TASK REQUIREMENTS: The pictures are to be omitted when the entries are reproduced exactly.

Data about app and page elements:

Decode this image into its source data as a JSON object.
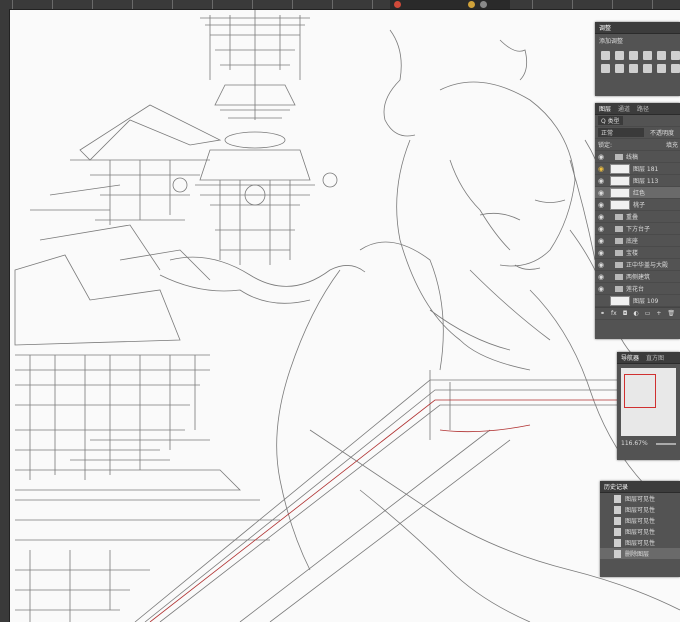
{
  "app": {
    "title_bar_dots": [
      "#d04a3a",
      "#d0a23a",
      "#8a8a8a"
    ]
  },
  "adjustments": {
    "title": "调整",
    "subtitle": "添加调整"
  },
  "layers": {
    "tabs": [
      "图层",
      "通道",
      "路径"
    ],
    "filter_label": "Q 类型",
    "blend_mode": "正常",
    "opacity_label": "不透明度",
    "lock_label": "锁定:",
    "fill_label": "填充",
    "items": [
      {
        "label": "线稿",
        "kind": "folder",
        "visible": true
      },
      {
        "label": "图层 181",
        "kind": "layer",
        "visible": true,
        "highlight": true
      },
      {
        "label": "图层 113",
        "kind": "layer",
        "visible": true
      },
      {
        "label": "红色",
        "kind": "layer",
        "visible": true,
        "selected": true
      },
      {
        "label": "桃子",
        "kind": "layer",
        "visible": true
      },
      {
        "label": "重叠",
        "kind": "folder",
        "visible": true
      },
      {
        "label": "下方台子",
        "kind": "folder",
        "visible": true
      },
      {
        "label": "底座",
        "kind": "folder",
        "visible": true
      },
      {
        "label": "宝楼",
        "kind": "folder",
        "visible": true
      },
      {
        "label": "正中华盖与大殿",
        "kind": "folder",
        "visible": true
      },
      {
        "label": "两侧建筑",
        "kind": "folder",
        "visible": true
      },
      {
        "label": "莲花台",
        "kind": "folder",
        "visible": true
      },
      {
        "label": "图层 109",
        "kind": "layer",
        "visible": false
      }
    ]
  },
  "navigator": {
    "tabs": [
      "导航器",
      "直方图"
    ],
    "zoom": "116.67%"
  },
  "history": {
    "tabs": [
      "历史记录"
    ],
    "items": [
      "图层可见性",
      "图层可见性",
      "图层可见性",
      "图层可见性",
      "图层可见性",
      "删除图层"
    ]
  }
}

TASK RESPONSE:
Decode this image into its source data as a JSON object.
{
  "app": {
    "title_bar_dots": [
      "#d04a3a",
      "#d0a23a",
      "#8a8a8a"
    ]
  },
  "adjustments": {
    "title": "调整",
    "subtitle": "添加调整"
  },
  "layers": {
    "tabs": [
      "图层",
      "通道",
      "路径"
    ],
    "filter_label": "Q 类型",
    "blend_mode": "正常",
    "opacity_label": "不透明度",
    "lock_label": "锁定:",
    "fill_label": "填充",
    "items": [
      {
        "label": "线稿",
        "kind": "folder",
        "visible": true
      },
      {
        "label": "图层 181",
        "kind": "layer",
        "visible": true,
        "highlight": true
      },
      {
        "label": "图层 113",
        "kind": "layer",
        "visible": true
      },
      {
        "label": "红色",
        "kind": "layer",
        "visible": true,
        "selected": true
      },
      {
        "label": "桃子",
        "kind": "layer",
        "visible": true
      },
      {
        "label": "重叠",
        "kind": "folder",
        "visible": true
      },
      {
        "label": "下方台子",
        "kind": "folder",
        "visible": true
      },
      {
        "label": "底座",
        "kind": "folder",
        "visible": true
      },
      {
        "label": "宝楼",
        "kind": "folder",
        "visible": true
      },
      {
        "label": "正中华盖与大殿",
        "kind": "folder",
        "visible": true
      },
      {
        "label": "两侧建筑",
        "kind": "folder",
        "visible": true
      },
      {
        "label": "莲花台",
        "kind": "folder",
        "visible": true
      },
      {
        "label": "图层 109",
        "kind": "layer",
        "visible": false
      }
    ]
  },
  "navigator": {
    "tabs": [
      "导航器",
      "直方图"
    ],
    "zoom": "116.67%"
  },
  "history": {
    "tabs": [
      "历史记录"
    ],
    "items": [
      "图层可见性",
      "图层可见性",
      "图层可见性",
      "图层可见性",
      "图层可见性",
      "删除图层"
    ]
  }
}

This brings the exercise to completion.